The display is now on my bedroom wall, and I’m pleased with the results.

Have you come up with any unusual memorials for loved ones? I would love to hear about them.

 

5 Comments

Filed under Memories

Respite in the woods

20180302_182904

Sunset in Ellijay, Georgia.

I just returned from a 5-day trip to the north Georgia mountains. It was a nice getaway, with a mix of rainy days to crystal clear nights with the sky full of stars. In the past, I haven’t been able to enjoy these trips as much because I  was worried about my parents as their health declined.

Back then, cell phone service was very iffy in the woods, and being able to reach them required some effort. Calls would drop often and my mother always thought I was hanging up on her, haha. (While there were many times I wanted to, I only hung up on her a couple of times in my life.)

I am always in awe of the majesty of the mountains, from the beauty of the sunsets, to the way the rains strikes the roof of the cabin to the blanket of stars overhead on a clear night. But life cycles are also on display in the mountains. The hawks swooping and soaring effortlessly overhead were seeking their next kill. I took a short hike and came across so many fallen trees. Taken out by severe weather or just old age, they will decay until they return to earth or are removed by developers looking to build a new cabin.

Sometimes it helps to watch nature do its thing, and know that many of the same rules apply to us. I think especially for those grieving the loss of a loved one, there is comfort in observing the cycle of life and how there is always something new to take the place of what is lost. A dogwood tree was just beginning to bloom near the cabin, a sign of the rapidly approaching spring; a tree stump became home to abundant fungi.

20180227_175739

It’s these moments that I get to fully enjoy now that makes me realize how difficult it is for caregivers to truly unplug. Caregivers are always on edge, awaiting the next calamity. Even if you know your loved one is receiving good care while you are away, you never know when a medical crisis might arise. After awhile, it becomes your new normal.
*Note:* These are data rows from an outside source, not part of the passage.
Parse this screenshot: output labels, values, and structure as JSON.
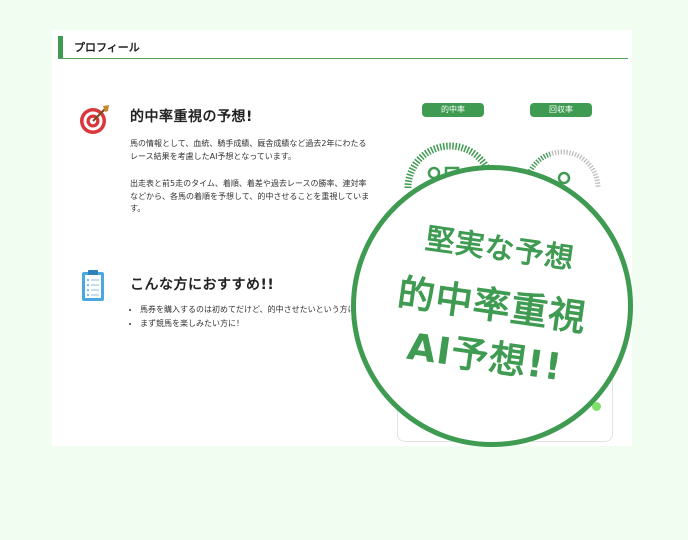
{
  "header": {
    "title": "プロフィール"
  },
  "section1": {
    "title": "的中率重視の予想!",
    "icon": "target-icon",
    "para1": "馬の情報として、血統、騎手成績、厩舎成績など過去2年にわたるレース結果を考慮したAI予想となっています。",
    "para2": "出走表と前5走のタイム、着順、着差や過去レースの勝率、連対率などから、各馬の着順を予想して、的中させることを重視しています。"
  },
  "section2": {
    "title": "こんな方におすすめ!!",
    "icon": "clipboard-icon",
    "items": [
      "馬券を購入するのは初めてだけど、的中させたいという方に！",
      "まず競馬を楽しみたい方に！"
    ]
  },
  "stats": {
    "hit_rate_label": "的中率",
    "return_rate_label": "回収率"
  },
  "slogan": {
    "line1": "堅実な予想",
    "line2": "的中率重視",
    "line3": "AI予想!!"
  },
  "colors": {
    "accent": "#3f9b52",
    "background": "#f2fdf2"
  }
}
I hope that my fellow caregivers will get a chance to enjoy a real respite soon.

3 Comments

Filed under Memories